Tough Mudder status: complete

Note: This column appears in the 1/19 issue of The Glendale Star and the 1/20 issue of the Peoria Times.

We had to hop over a 12-foot wall just to make it to the starting corral for the Tough Mudder event in Mesa last weekend. Once we landed safely, we were informed by the event’s emcee—after a rather inspirational speech—to be careful, as many of the runners who had already departed had suffered injuries like dislocated knees and broken collarbones. Oh, and also a heart attack. Someone had suffered a heart attack. And with that, we were off.

The second obstacle was the Chernobyl Jacuzzi, which has, for your records, been renamed the “Arctic Enema,” which does not do the obstacle justice, as I would happily endure a dozen arctic enemas before doing this again once. It is a dumpster filled with ice water and separated by a board in the middle. You walk in, unspeakably freezing water up to your chest, and to make it to the other side, you must submerge yourself in the water and go under the board.

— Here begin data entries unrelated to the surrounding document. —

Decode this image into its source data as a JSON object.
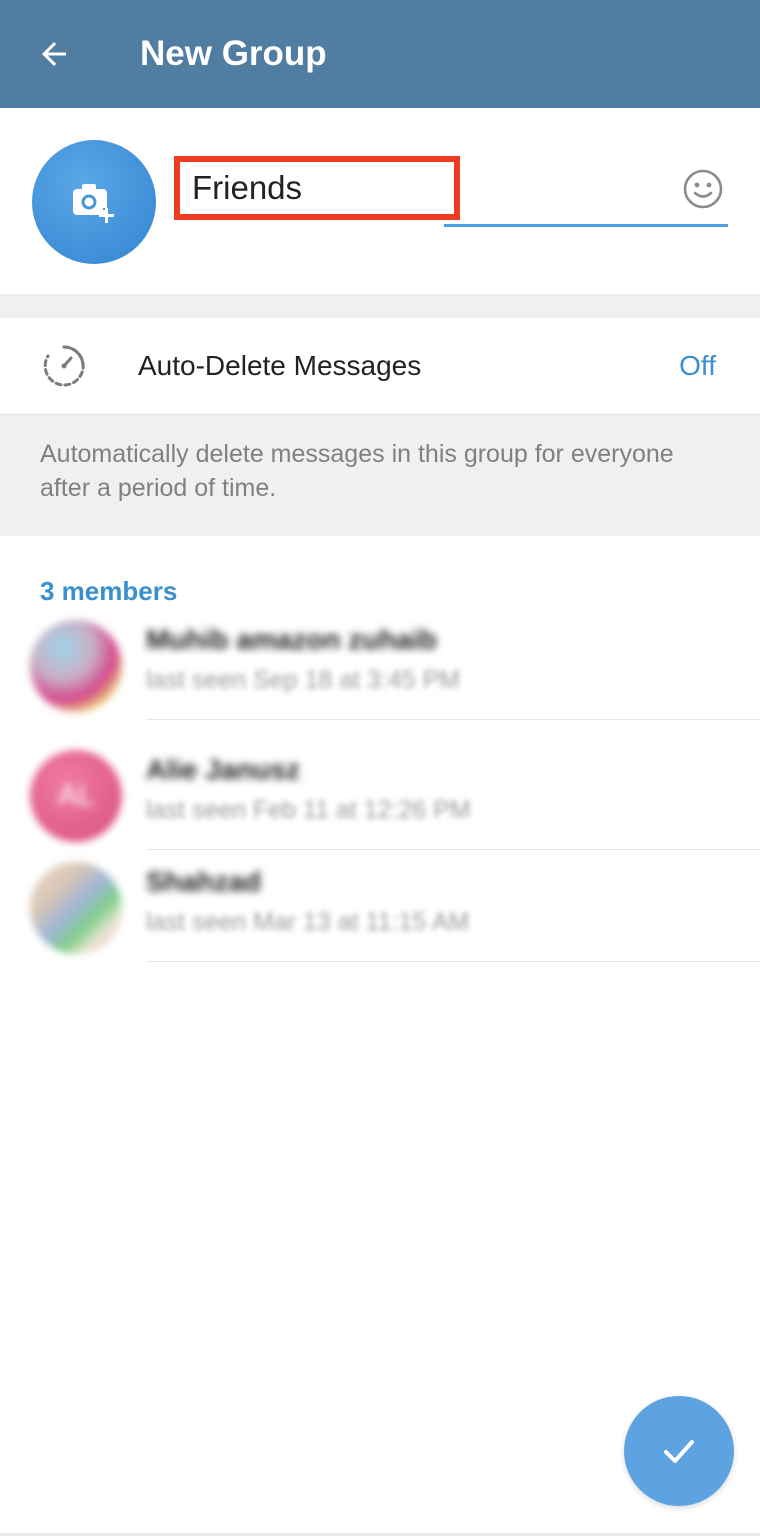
{
  "app_bar": {
    "title": "New Group",
    "color": "#517da2"
  },
  "group_info": {
    "avatar_icon": "camera-add-icon",
    "name_value": "Friends",
    "emoji_icon": "smiley-icon"
  },
  "auto_delete": {
    "icon": "timer-icon",
    "label": "Auto-Delete Messages",
    "value": "Off",
    "description": "Automatically delete messages in this group for everyone after a period of time."
  },
  "members": {
    "header": "3 members",
    "items": [
      {
        "name": "Muhib amazon zuhaib",
        "status": "last seen Sep 18 at 3:45 PM",
        "avatar_type": "photo"
      },
      {
        "name": "Alie Janusz",
        "status": "last seen Feb 11 at 12:26 PM",
        "avatar_type": "initials",
        "initials": "AL",
        "avatar_color": "#e05c87"
      },
      {
        "name": "Shahzad",
        "status": "last seen Mar 13 at 11:15 AM",
        "avatar_type": "photo"
      }
    ]
  },
  "fab": {
    "icon": "checkmark-icon",
    "color": "#5ea3e1"
  },
  "colors": {
    "accent": "#3a8fcf",
    "highlight_border": "#ee3b23"
  }
}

Once we—myself, my buddy Pete, my father-in-law, and brother-in-law Anthony—made it out alive, we shook ourselves off, looked at each other, and silently acknowledged that we would finish this. (We also verbally acknowledged this by screaming, “ARRRGGGGHHHHHHH!” and beating our chests like cavemen.)

From there we crawled through mud, jumped bales of hay, climbed mountains of mud, ate mud, crawled through tubes filled with mud, climbed over walls, jumped over gorges, unsuccessfully traversed balance beams and fell into florescent green ice water, and all the types of things you do on a Saturday for no other reason than to test your body’s limits and form an impenetrable bond with a select few who are the only people in the world who can understand what you went through.

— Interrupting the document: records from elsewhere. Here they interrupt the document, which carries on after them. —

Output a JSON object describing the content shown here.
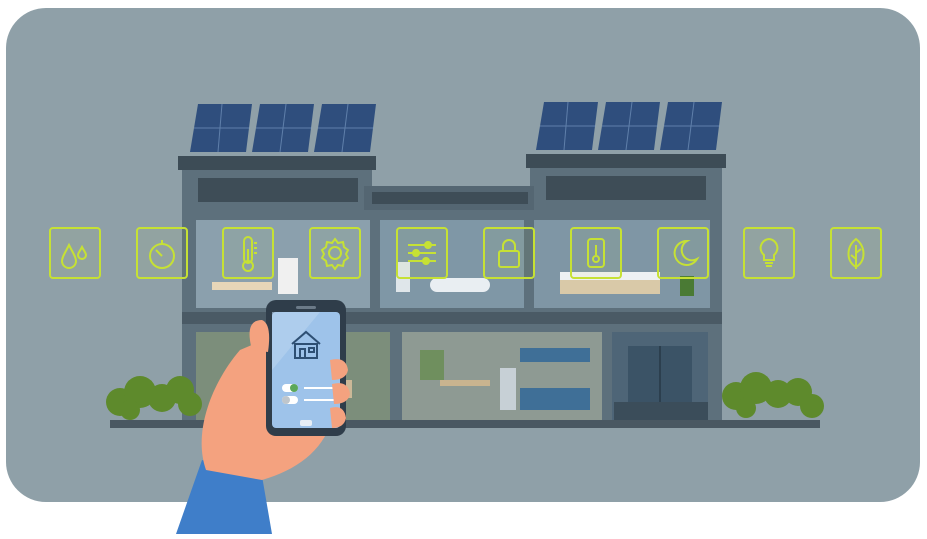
{
  "scene": {
    "colors": {
      "background": "#8fa0a8",
      "building": "#5f7380",
      "accent_icons": "#c6e134",
      "phone_screen": "#9ec3ea",
      "hand": "#f4a27f",
      "sleeve": "#3f7ec9",
      "plants": "#5e8a2c"
    },
    "smart_icons": [
      {
        "name": "water-drops-icon"
      },
      {
        "name": "timer-icon"
      },
      {
        "name": "thermometer-icon"
      },
      {
        "name": "gear-icon"
      },
      {
        "name": "sliders-icon"
      },
      {
        "name": "padlock-icon"
      },
      {
        "name": "thermostat-icon"
      },
      {
        "name": "moon-icon"
      },
      {
        "name": "light-bulb-icon"
      },
      {
        "name": "leaf-icon"
      }
    ],
    "phone": {
      "toggles": [
        {
          "state": "on"
        },
        {
          "state": "off"
        }
      ]
    }
  }
}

We looked at the map of the course online beforehand, each of us singling out in our minds which obstacles we would skip. But your entire mindset changes once you’re in it. You get to an obstacle and you do it because it’s there. There’s no time or reason to rationalize what could go wrong, and before you know it, you’re jumping from a wooden plank 15-feet in the air into freezing water, just sort of hoping it’s deep enough. (Note: it was.)

Case in point was the final obstacle, Shock Therapy, which is a series of live wires dangling over muddy water. We had heard reports on this ranging from “it’s not so bad” to “someone has suffered a heart attack,” and I can tell you now that it’s closer to the latter. Anthony bravely attempted to walk through—most choose to crawl through the mud—and the first shock dropped him like he’d been picked off by a sniper. We sort of promised my mother-in-law that my father-in-law wouldn’t do this one, but you can guess how that went. He looked like a fish getting tasered in there. I got hit three times, but the one in the shoulder was so bad it sent reverberations to Pete, who was crawling next to me. You can’t really say you’re “friends” with someone until they’ve absorbed some of your electrical shock while crawling through mud.

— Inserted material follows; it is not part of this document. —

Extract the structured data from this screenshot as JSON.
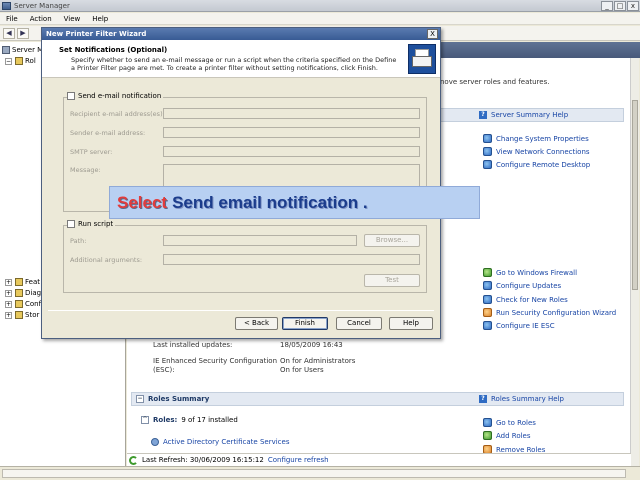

And that’s the most amazing thing about the Tough Mudder: you literally cannot complete it alone. It requires the help and support—not emotional, though that helps; like their hands and arms and stuff—of others, whether teammates or complete strangers who immediately cease to be strangers. It is the most extreme physical exercise, but it is mostly an exercise in humanity.

The feeling of satisfaction I imagined upon finishing was instead an extreme physical shivering that made me think my jaw was going to lock shut. I couldn’t even hold my free beer, which is the boldest declaration of difficulty for this event that I can offer.

We completed all 12.5 miles, all 29 obstacles. The average age of the Tough Mudder participant was probably like 29. My father-in-law is 60-something. This was Pete’s fourth. Anthony was a beast. I am a web editor for a weekly newspaper who cannot locate the main water valve in my house, and I felt like a freakin' tribal warrior out there. My happiness that it’s over is only surpassed by my pride that we did it. Together.

I think I am going to keep the Mohawk.

Team "Here Comes the Stuff" pre-mud.


Anonymous said…
One of the best, and worst days of my life! I'll never forget it boys!

Bill said…
Way to go!